-ffast-math appears to have been made much more sane in current gcc versions (e.g. observance of parentheses is on by default). Back in the pre-SSE days over a decade ago, which we are revisiting in this thread, the most widely used mathinline.h implementations had a great deal of intentional breakage invoked along with -ffast-math. CPUs introduced this year, such as Sandy Bridge, are designed to handle simple underflow situations such as these without serious performance degradation.
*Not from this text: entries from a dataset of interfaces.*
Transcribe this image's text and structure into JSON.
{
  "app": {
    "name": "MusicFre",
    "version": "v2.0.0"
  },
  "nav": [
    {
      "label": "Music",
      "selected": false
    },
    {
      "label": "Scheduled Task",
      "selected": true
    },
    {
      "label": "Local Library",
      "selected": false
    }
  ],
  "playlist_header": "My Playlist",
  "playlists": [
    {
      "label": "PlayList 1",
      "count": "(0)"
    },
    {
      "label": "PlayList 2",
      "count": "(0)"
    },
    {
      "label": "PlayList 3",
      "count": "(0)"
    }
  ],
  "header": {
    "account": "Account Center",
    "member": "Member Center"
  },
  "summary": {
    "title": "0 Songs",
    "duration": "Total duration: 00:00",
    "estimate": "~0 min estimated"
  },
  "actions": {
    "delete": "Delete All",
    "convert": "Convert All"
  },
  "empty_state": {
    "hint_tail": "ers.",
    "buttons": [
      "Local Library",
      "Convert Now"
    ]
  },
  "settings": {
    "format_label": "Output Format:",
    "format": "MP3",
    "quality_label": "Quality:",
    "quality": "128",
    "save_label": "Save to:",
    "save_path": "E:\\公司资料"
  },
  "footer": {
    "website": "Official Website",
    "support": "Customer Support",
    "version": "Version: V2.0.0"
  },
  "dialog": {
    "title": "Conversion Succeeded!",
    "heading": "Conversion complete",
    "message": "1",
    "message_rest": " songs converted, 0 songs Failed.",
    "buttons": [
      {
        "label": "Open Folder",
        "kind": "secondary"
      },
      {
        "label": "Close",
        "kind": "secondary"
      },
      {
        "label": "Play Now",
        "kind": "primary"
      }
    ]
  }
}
Like OP, I have a CPU which was introduced over 5 years ago, where many of the characteristics are of only historic interest.On 2011-12-20 12:48:53 +0100, Dario Saccavino wrote:In the second program, if 0.5< f< 1 the values of a and b eventually become the smallest representable denormal value and never change afterwards, resulting in a large number of operations involving denormal numbers.Yes, I agree (I forgot about that)... except that if f is close enough to 1, you won't have subnormals and the program will be fast (like in the case f<= 0.5).gcc enables FTZ when using SSE and ffast-math (I think the specific compiler flag is -funsafe-math-optimizations).Thanks, good to know...Therefore the flags needed are -msse2 -mfpmath=sse -ffast-mathI would discourage the use of -ffast-math, which can affect generic code very badly (due to -funsafe-math-optimizations). Isn't there an option to enable FTZ?
-- Tim Prince